The task: If a line in the data below contains the word "mozzarella", copy it out.

Data records for software interfaces:
►
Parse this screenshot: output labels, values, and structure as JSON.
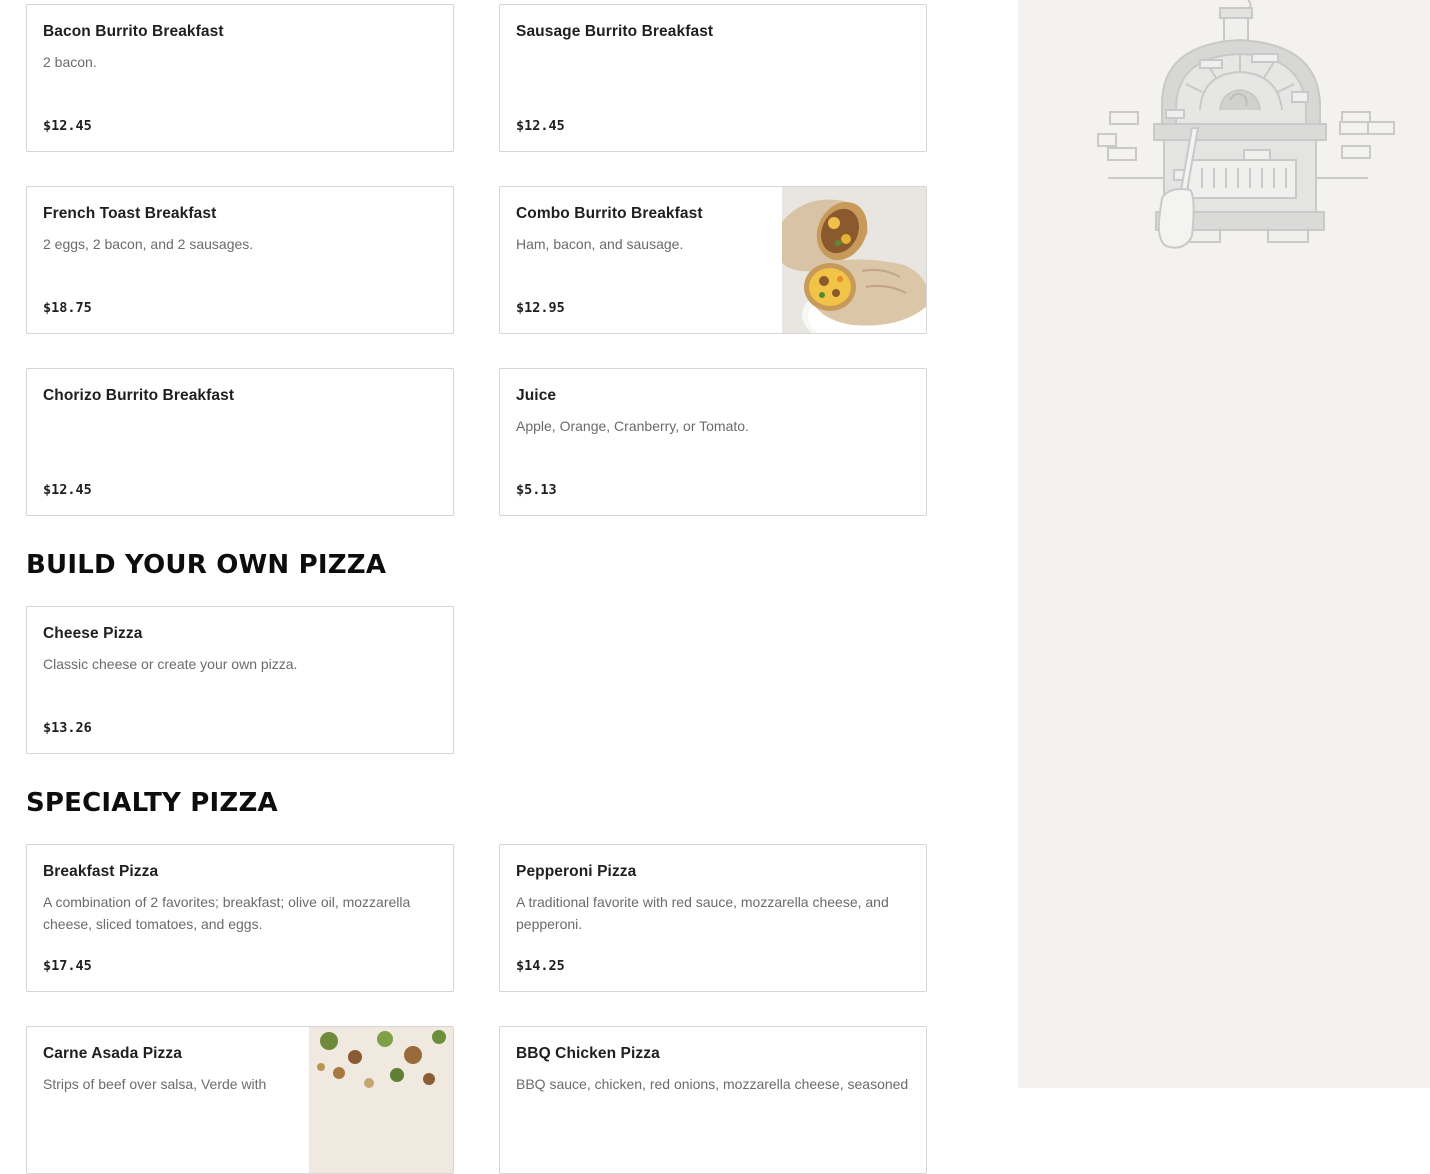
{
  "sections": {
    "build_your_own": {
      "title": "BUILD YOUR OWN PIZZA"
    },
    "specialty": {
      "title": "SPECIALTY PIZZA"
    }
  },
  "items": {
    "bacon_burrito": {
      "name": "Bacon Burrito Breakfast",
      "description": "2 bacon.",
      "price": "$12.45"
    },
    "sausage_burrito": {
      "name": "Sausage Burrito Breakfast",
      "description": "",
      "price": "$12.45"
    },
    "french_toast": {
      "name": "French Toast Breakfast",
      "description": "2 eggs, 2 bacon, and 2 sausages.",
      "price": "$18.75"
    },
    "combo_burrito": {
      "name": "Combo Burrito Breakfast",
      "description": "Ham, bacon, and sausage.",
      "price": "$12.95"
    },
    "chorizo_burrito": {
      "name": "Chorizo Burrito Breakfast",
      "description": "",
      "price": "$12.45"
    },
    "juice": {
      "name": "Juice",
      "description": "Apple, Orange, Cranberry, or Tomato.",
      "price": "$5.13"
    },
    "cheese_pizza": {
      "name": "Cheese Pizza",
      "description": "Classic cheese or create your own pizza.",
      "price": "$13.26"
    },
    "breakfast_pizza": {
      "name": "Breakfast Pizza",
      "description": "A combination of 2 favorites; breakfast; olive oil, mozzarella cheese, sliced tomatoes, and eggs.",
      "price": "$17.45"
    },
    "pepperoni_pizza": {
      "name": "Pepperoni Pizza",
      "description": "A traditional favorite with red sauce, mozzarella cheese, and pepperoni.",
      "price": "$14.25"
    },
    "carne_asada_pizza": {
      "name": "Carne Asada Pizza",
      "description": "Strips of beef over salsa, Verde with",
      "price": ""
    },
    "bbq_chicken_pizza": {
      "name": "BBQ Chicken Pizza",
      "description": "BBQ sauce, chicken, red onions, mozzarella cheese, seasoned",
      "price": ""
    }
  },
  "colors": {
    "sidebar_background": "#f3f2ef",
    "card_border": "#d6d6d6",
    "description_text": "#6b6b6b",
    "illustration_stroke": "#c9c9c9"
  },
  "icons": {
    "sidebar_illustration": "pizza-oven-illustration-icon"
  }
}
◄
Result of this exercise:
      "description": "A combination of 2 favorites; breakfast; olive oil, mozzarella cheese, sliced tomatoes, and eggs.",
      "description": "A traditional favorite with red sauce, mozzarella cheese, and pepperoni.",
      "description": "BBQ sauce, chicken, red onions, mozzarella cheese, seasoned",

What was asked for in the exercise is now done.